Data records for software interfaces
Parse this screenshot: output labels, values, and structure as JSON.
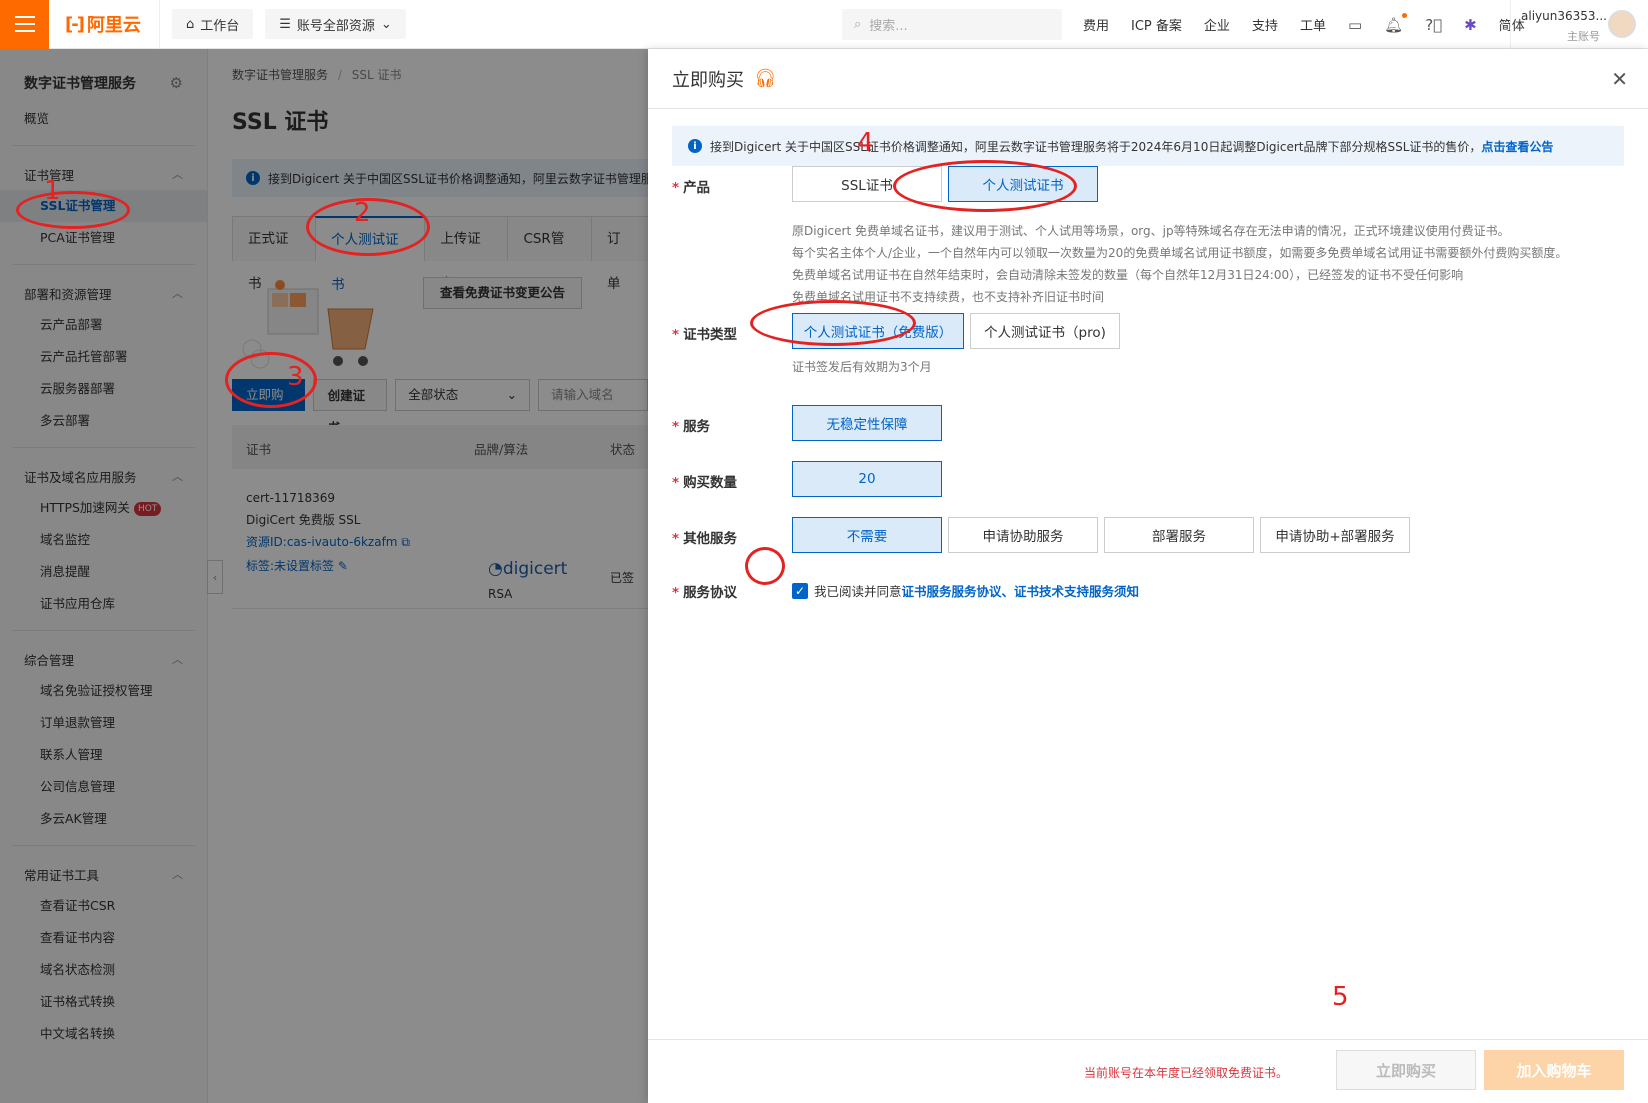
{
  "topbar": {
    "logo_text": "阿里云",
    "workbench": "工作台",
    "resources": "账号全部资源",
    "search_placeholder": "搜索...",
    "nav": [
      "费用",
      "ICP 备案",
      "企业",
      "支持",
      "工单"
    ],
    "lang": "简体",
    "account_name": "aliyun36353...",
    "account_sub": "主账号"
  },
  "sidebar": {
    "title": "数字证书管理服务",
    "overview": "概览",
    "groups": [
      {
        "label": "证书管理",
        "items": [
          "SSL证书管理",
          "PCA证书管理"
        ]
      },
      {
        "label": "部署和资源管理",
        "items": [
          "云产品部署",
          "云产品托管部署",
          "云服务器部署",
          "多云部署"
        ]
      },
      {
        "label": "证书及域名应用服务",
        "items": [
          "HTTPS加速网关",
          "域名监控",
          "消息提醒",
          "证书应用仓库"
        ]
      },
      {
        "label": "综合管理",
        "items": [
          "域名免验证授权管理",
          "订单退款管理",
          "联系人管理",
          "公司信息管理",
          "多云AK管理"
        ]
      },
      {
        "label": "常用证书工具",
        "items": [
          "查看证书CSR",
          "查看证书内容",
          "域名状态检测",
          "证书格式转换",
          "中文域名转换"
        ]
      }
    ],
    "hot_badge": "HOT"
  },
  "main": {
    "breadcrumb_root": "数字证书管理服务",
    "breadcrumb_cur": "SSL 证书",
    "title": "SSL 证书",
    "notice": "接到Digicert 关于中国区SSL证书价格调整通知，阿里云数字证书管理服务",
    "tabs": [
      "正式证书",
      "个人测试证书",
      "上传证书",
      "CSR管理",
      "订单"
    ],
    "free_notice_btn": "查看免费证书变更公告",
    "buy_btn": "立即购买",
    "create_btn": "创建证书",
    "status_select": "全部状态",
    "domain_input": "请输入域名",
    "col_cert": "证书",
    "col_brand": "品牌/算法",
    "col_status": "状态",
    "row": {
      "name": "cert-11718369",
      "type": "DigiCert 免费版 SSL",
      "resource": "资源ID:cas-ivauto-6kzafm",
      "tag": "标签:未设置标签",
      "brand": "digicert",
      "algo": "RSA",
      "status": "已签"
    }
  },
  "drawer": {
    "title": "立即购买",
    "notice_text": "接到Digicert 关于中国区SSL证书价格调整通知，阿里云数字证书管理服务将于2024年6月10日起调整Digicert品牌下部分规格SSL证书的售价，",
    "notice_link": "点击查看公告",
    "product_label": "产品",
    "product_opts": [
      "SSL证书",
      "个人测试证书"
    ],
    "help_lines": [
      "原Digicert 免费单域名证书，建议用于测试、个人试用等场景，org、jp等特殊域名存在无法申请的情况，正式环境建议使用付费证书。",
      "每个实名主体个人/企业，一个自然年内可以领取一次数量为20的免费单域名试用证书额度，如需要多免费单域名试用证书需要额外付费购买额度。",
      "免费单域名试用证书在自然年结束时，会自动清除未签发的数量（每个自然年12月31日24:00），已经签发的证书不受任何影响",
      "免费单域名试用证书不支持续费，也不支持补齐旧证书时间"
    ],
    "type_label": "证书类型",
    "type_opts": [
      "个人测试证书（免费版）",
      "个人测试证书（pro)"
    ],
    "type_help": "证书签发后有效期为3个月",
    "service_label": "服务",
    "service_opt": "无稳定性保障",
    "qty_label": "购买数量",
    "qty_value": "20",
    "other_label": "其他服务",
    "other_opts": [
      "不需要",
      "申请协助服务",
      "部署服务",
      "申请协助+部署服务"
    ],
    "agreement_label": "服务协议",
    "agree_prefix": "我已阅读并同意",
    "agree_link1": "证书服务服务协议",
    "agree_sep": "、",
    "agree_link2": "证书技术支持服务须知",
    "foot_warn": "当前账号在本年度已经领取免费证书。",
    "buy_btn": "立即购买",
    "cart_btn": "加入购物车"
  },
  "annotations": [
    "1",
    "2",
    "3",
    "4",
    "5"
  ],
  "colors": {
    "brand": "#ff6a00",
    "primary": "#0064c8",
    "annotation": "#e32222"
  }
}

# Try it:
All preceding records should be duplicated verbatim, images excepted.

# Result of this exercise:
Parse this screenshot: output labels, values, and structure as JSON.
{
  "topbar": {
    "logo_text": "阿里云",
    "workbench": "工作台",
    "resources": "账号全部资源",
    "search_placeholder": "搜索...",
    "nav": [
      "费用",
      "ICP 备案",
      "企业",
      "支持",
      "工单"
    ],
    "lang": "简体",
    "account_name": "aliyun36353...",
    "account_sub": "主账号"
  },
  "sidebar": {
    "title": "数字证书管理服务",
    "overview": "概览",
    "groups": [
      {
        "label": "证书管理",
        "items": [
          "SSL证书管理",
          "PCA证书管理"
        ]
      },
      {
        "label": "部署和资源管理",
        "items": [
          "云产品部署",
          "云产品托管部署",
          "云服务器部署",
          "多云部署"
        ]
      },
      {
        "label": "证书及域名应用服务",
        "items": [
          "HTTPS加速网关",
          "域名监控",
          "消息提醒",
          "证书应用仓库"
        ]
      },
      {
        "label": "综合管理",
        "items": [
          "域名免验证授权管理",
          "订单退款管理",
          "联系人管理",
          "公司信息管理",
          "多云AK管理"
        ]
      },
      {
        "label": "常用证书工具",
        "items": [
          "查看证书CSR",
          "查看证书内容",
          "域名状态检测",
          "证书格式转换",
          "中文域名转换"
        ]
      }
    ],
    "hot_badge": "HOT"
  },
  "main": {
    "breadcrumb_root": "数字证书管理服务",
    "breadcrumb_cur": "SSL 证书",
    "title": "SSL 证书",
    "notice": "接到Digicert 关于中国区SSL证书价格调整通知，阿里云数字证书管理服务",
    "tabs": [
      "正式证书",
      "个人测试证书",
      "上传证书",
      "CSR管理",
      "订单"
    ],
    "free_notice_btn": "查看免费证书变更公告",
    "buy_btn": "立即购买",
    "create_btn": "创建证书",
    "status_select": "全部状态",
    "domain_input": "请输入域名",
    "col_cert": "证书",
    "col_brand": "品牌/算法",
    "col_status": "状态",
    "row": {
      "name": "cert-11718369",
      "type": "DigiCert 免费版 SSL",
      "resource": "资源ID:cas-ivauto-6kzafm",
      "tag": "标签:未设置标签",
      "brand": "digicert",
      "algo": "RSA",
      "status": "已签"
    }
  },
  "drawer": {
    "title": "立即购买",
    "notice_text": "接到Digicert 关于中国区SSL证书价格调整通知，阿里云数字证书管理服务将于2024年6月10日起调整Digicert品牌下部分规格SSL证书的售价，",
    "notice_link": "点击查看公告",
    "product_label": "产品",
    "product_opts": [
      "SSL证书",
      "个人测试证书"
    ],
    "help_lines": [
      "原Digicert 免费单域名证书，建议用于测试、个人试用等场景，org、jp等特殊域名存在无法申请的情况，正式环境建议使用付费证书。",
      "每个实名主体个人/企业，一个自然年内可以领取一次数量为20的免费单域名试用证书额度，如需要多免费单域名试用证书需要额外付费购买额度。",
      "免费单域名试用证书在自然年结束时，会自动清除未签发的数量（每个自然年12月31日24:00），已经签发的证书不受任何影响",
      "免费单域名试用证书不支持续费，也不支持补齐旧证书时间"
    ],
    "type_label": "证书类型",
    "type_opts": [
      "个人测试证书（免费版）",
      "个人测试证书（pro)"
    ],
    "type_help": "证书签发后有效期为3个月",
    "service_label": "服务",
    "service_opt": "无稳定性保障",
    "qty_label": "购买数量",
    "qty_value": "20",
    "other_label": "其他服务",
    "other_opts": [
      "不需要",
      "申请协助服务",
      "部署服务",
      "申请协助+部署服务"
    ],
    "agreement_label": "服务协议",
    "agree_prefix": "我已阅读并同意",
    "agree_link1": "证书服务服务协议",
    "agree_sep": "、",
    "agree_link2": "证书技术支持服务须知",
    "foot_warn": "当前账号在本年度已经领取免费证书。",
    "buy_btn": "立即购买",
    "cart_btn": "加入购物车"
  },
  "annotations": [
    "1",
    "2",
    "3",
    "4",
    "5"
  ],
  "colors": {
    "brand": "#ff6a00",
    "primary": "#0064c8",
    "annotation": "#e32222"
  }
}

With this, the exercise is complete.